I’m interested in homeschooling. What are your thoughts on your parents’ Charlotte Mason approach to homeschooling?
From the prospective of a former homeschool child, Charlotte Mason homeschooling is not something I recommend nor support. For me, it’s not educational philosophy. For me, it was my life. And I didn’t enjoy it nor learn from it.
I also don’t recommend my parents specific approach to homeschooling. They didn’t follow Washington State homeschooling laws. For example, I was evaluated by an educator once at the end of kindergarten. According to Washington State homeschooling laws, either being evaluated by an educator or taking a written assessment is supposed to happen yearly. But for me, it only happened once. And for my siblings, it didn’t even happen once.
Whatever the intent, our parents homeschooled us illegally and it’s negatively impacted all of us. And that’s not something I can support.

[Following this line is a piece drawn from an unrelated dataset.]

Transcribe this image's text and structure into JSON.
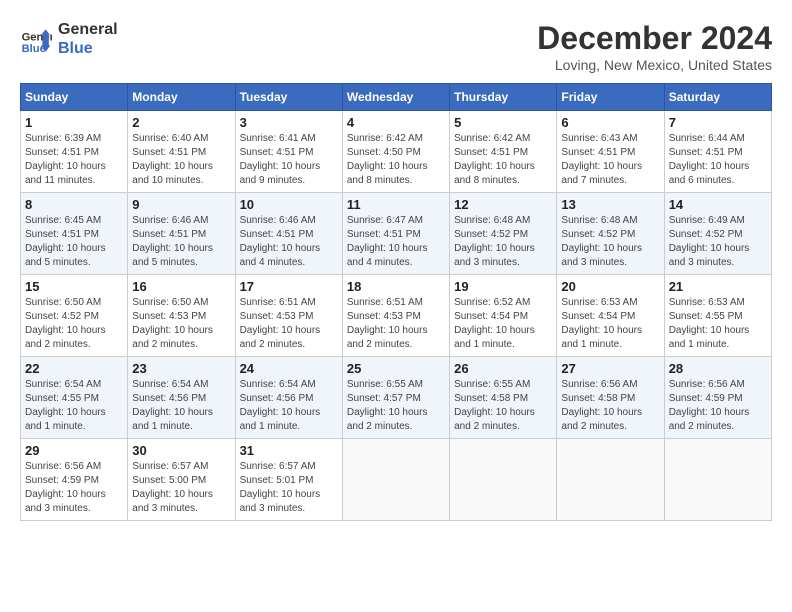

If you have any further questions on my prospective on Charlotte Mason homeschooling or my parents’ approach, feel free to email me at firstname.lastname@example.org. It’s not a subject I’m currently writing on but I know how hard it can be to figure out what educational option will work best for your family, so I’d be happy to chat.

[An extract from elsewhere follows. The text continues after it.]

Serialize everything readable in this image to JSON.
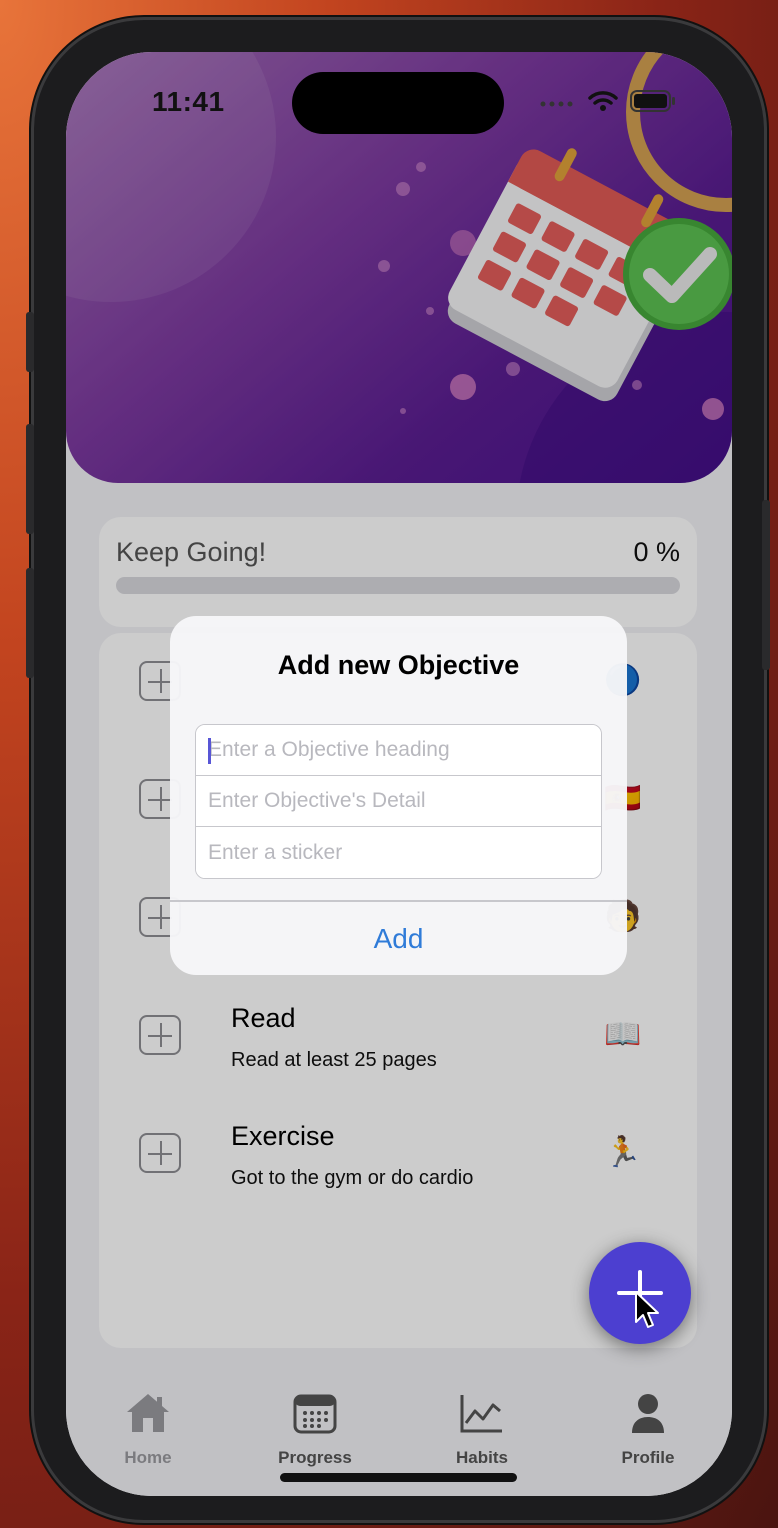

I saw your name and photos on your mom’s site though.
My photos, name, and stories involving me were used without my permission to support an educational approach I don’t agree with. When I got married, I originally dropped my maiden name specifically because I didn’t want to be associated any longer with Charlotte Mason homeschooling.
The fact that this is one of the most common questions I get asked made me realize dropping Hough wasn’t helping distance me like I’d hoped. So I now use my maiden name again socially and professionally.

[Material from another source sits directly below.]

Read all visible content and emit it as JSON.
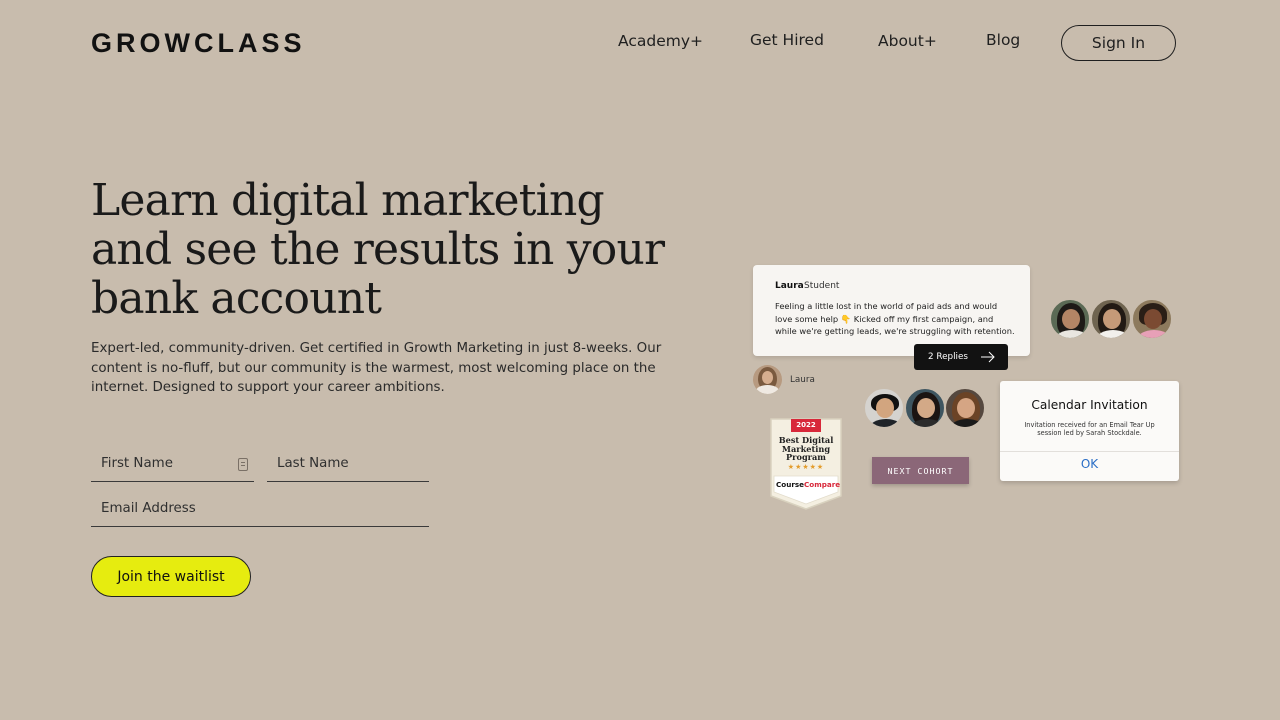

Did your parents’ approach prepare you for college?
No, it did not. When I was 18, my math was an an elementary school level. It took four math classes at a local community college for me to get to the point of being high school level. It was especially challenging mentally because, unlike my classmates, I wasn’t relearning the material — I was learning it for the very first time.
This prevented me from starting with any college option other than community college. I’d wanted to start at a four-year university but was unable to. Having to start with elementary school math also made college take longer and cost more.
Were you ever lonely as a kid?
Constantly. Unlike some homeschool kids who are involved in sports, clubs and homeschool co-ops, I spent most of my childhood alone in my bedroom.
Did you ever wish you’d gone to public school?
Constantly. I even asked to be sent to public school. I was always told no, the reasoning being that I’d be in the “stupid classes,” and would be ruthlessly picked on for my lack of intelligence. To this day, I still wish I’d attended public school.
Would you homeschool your own kids?
If I had my way, no. I’d only homeschool if it became necessary because of a child’s health or some other unforeseen reason.